__Work instructions__: Copy each line below in which the string "label" appears.

__Material to process__:
Segment Open

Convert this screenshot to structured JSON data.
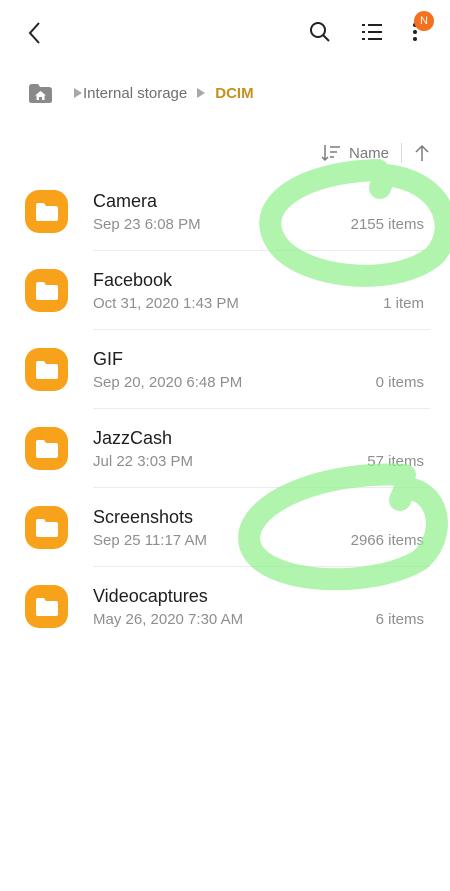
{
  "topbar": {
    "back_icon": "back-arrow-icon",
    "search_icon": "search-icon",
    "list_icon": "list-view-icon",
    "more_icon": "more-vertical-icon",
    "badge": "N",
    "badge_color": "#f2701e"
  },
  "breadcrumb": {
    "home_icon": "home-icon",
    "items": [
      {
        "label": "Internal storage"
      },
      {
        "label": "DCIM"
      }
    ],
    "active_color": "#c8901b"
  },
  "sort": {
    "label": "Name",
    "sort_icon": "sort-order-icon",
    "direction_icon": "arrow-up-icon"
  },
  "folders": [
    {
      "name": "Camera",
      "date": "Sep 23 6:08 PM",
      "count": "2155 items"
    },
    {
      "name": "Facebook",
      "date": "Oct 31, 2020 1:43 PM",
      "count": "1 item"
    },
    {
      "name": "GIF",
      "date": "Sep 20, 2020 6:48 PM",
      "count": "0 items"
    },
    {
      "name": "JazzCash",
      "date": "Jul 22 3:03 PM",
      "count": "57 items"
    },
    {
      "name": "Screenshots",
      "date": "Sep 25 11:17 AM",
      "count": "2966 items"
    },
    {
      "name": "Videocaptures",
      "date": "May 26, 2020 7:30 AM",
      "count": "6 items"
    }
  ],
  "colors": {
    "folder": "#f7a21a",
    "highlight_marker": "#8ef08a"
  }
}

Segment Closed

__Written reply__:
        "label": "Internal storage"
        "label": "DCIM"
    "label": "Name",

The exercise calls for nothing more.